▶ DATA TO PROCESS
━━━━━━━━━━━━━━━━━━━━━━━━━━━━━━

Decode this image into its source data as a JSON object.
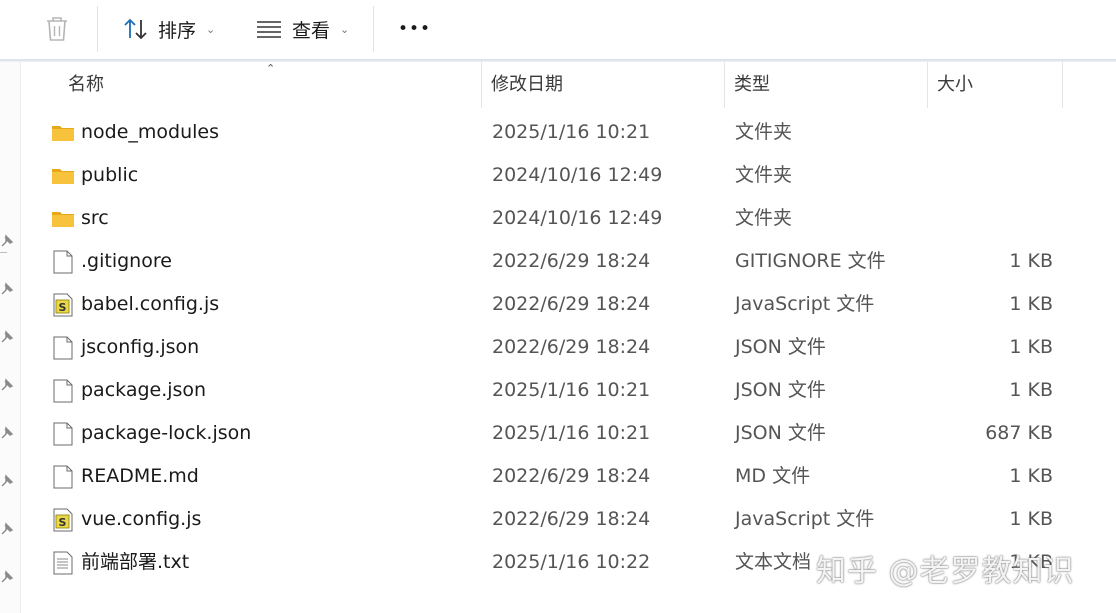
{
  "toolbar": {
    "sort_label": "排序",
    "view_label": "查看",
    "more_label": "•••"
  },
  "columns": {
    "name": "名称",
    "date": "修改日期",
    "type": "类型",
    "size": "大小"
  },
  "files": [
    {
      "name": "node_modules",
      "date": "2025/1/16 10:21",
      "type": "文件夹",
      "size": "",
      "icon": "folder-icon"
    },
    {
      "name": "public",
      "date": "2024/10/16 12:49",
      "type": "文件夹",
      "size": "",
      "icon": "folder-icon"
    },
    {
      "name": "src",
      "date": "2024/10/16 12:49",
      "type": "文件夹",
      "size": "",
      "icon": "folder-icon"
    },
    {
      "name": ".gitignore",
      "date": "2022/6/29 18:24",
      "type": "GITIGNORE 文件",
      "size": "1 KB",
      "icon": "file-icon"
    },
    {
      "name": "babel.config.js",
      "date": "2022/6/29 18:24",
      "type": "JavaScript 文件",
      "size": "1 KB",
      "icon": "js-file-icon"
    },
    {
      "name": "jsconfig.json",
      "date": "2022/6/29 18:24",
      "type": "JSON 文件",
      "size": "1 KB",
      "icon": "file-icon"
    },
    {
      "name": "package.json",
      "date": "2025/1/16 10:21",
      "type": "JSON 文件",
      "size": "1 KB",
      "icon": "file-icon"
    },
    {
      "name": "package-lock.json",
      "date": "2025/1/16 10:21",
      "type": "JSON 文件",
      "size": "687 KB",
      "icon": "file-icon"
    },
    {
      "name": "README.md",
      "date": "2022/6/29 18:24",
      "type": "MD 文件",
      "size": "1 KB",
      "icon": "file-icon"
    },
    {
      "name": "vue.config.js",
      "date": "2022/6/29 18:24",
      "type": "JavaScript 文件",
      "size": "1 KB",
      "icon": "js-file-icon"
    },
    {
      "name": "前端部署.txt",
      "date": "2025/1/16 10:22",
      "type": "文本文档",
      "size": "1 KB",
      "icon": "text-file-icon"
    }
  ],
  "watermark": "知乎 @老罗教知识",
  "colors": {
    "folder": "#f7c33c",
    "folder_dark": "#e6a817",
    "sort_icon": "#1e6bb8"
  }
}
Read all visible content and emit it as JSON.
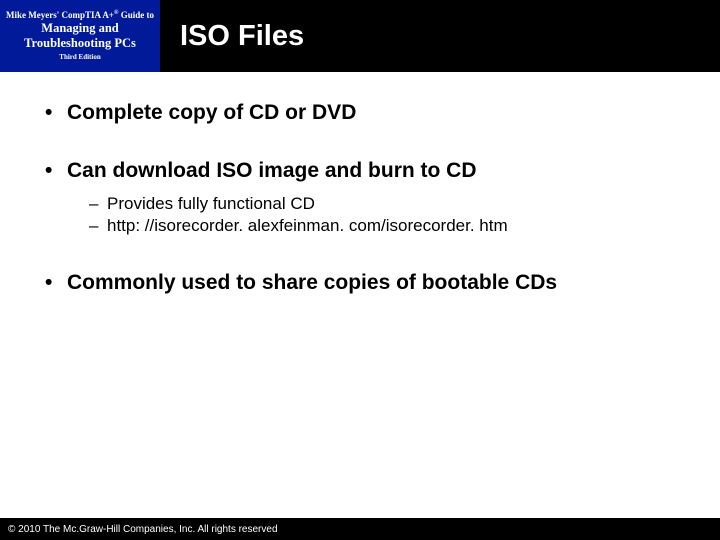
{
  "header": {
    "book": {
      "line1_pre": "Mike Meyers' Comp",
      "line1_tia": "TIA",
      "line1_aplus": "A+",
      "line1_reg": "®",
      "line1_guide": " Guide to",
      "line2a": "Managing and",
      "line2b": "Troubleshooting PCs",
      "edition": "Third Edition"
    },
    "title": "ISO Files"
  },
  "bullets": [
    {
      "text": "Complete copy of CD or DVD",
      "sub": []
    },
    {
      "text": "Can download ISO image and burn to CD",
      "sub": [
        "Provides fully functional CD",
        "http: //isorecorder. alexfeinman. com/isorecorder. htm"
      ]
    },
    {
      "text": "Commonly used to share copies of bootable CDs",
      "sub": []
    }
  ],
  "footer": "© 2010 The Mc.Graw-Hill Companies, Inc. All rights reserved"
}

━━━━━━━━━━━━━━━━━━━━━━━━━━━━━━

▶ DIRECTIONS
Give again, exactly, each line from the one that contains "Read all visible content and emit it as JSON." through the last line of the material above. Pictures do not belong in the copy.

▶ FINAL ANSWER
Read all visible content and emit it as JSON.
{
  "header": {
    "book": {
      "line1_pre": "Mike Meyers' Comp",
      "line1_tia": "TIA",
      "line1_aplus": "A+",
      "line1_reg": "®",
      "line1_guide": " Guide to",
      "line2a": "Managing and",
      "line2b": "Troubleshooting PCs",
      "edition": "Third Edition"
    },
    "title": "ISO Files"
  },
  "bullets": [
    {
      "text": "Complete copy of CD or DVD",
      "sub": []
    },
    {
      "text": "Can download ISO image and burn to CD",
      "sub": [
        "Provides fully functional CD",
        "http: //isorecorder. alexfeinman. com/isorecorder. htm"
      ]
    },
    {
      "text": "Commonly used to share copies of bootable CDs",
      "sub": []
    }
  ],
  "footer": "© 2010 The Mc.Graw-Hill Companies, Inc. All rights reserved"
}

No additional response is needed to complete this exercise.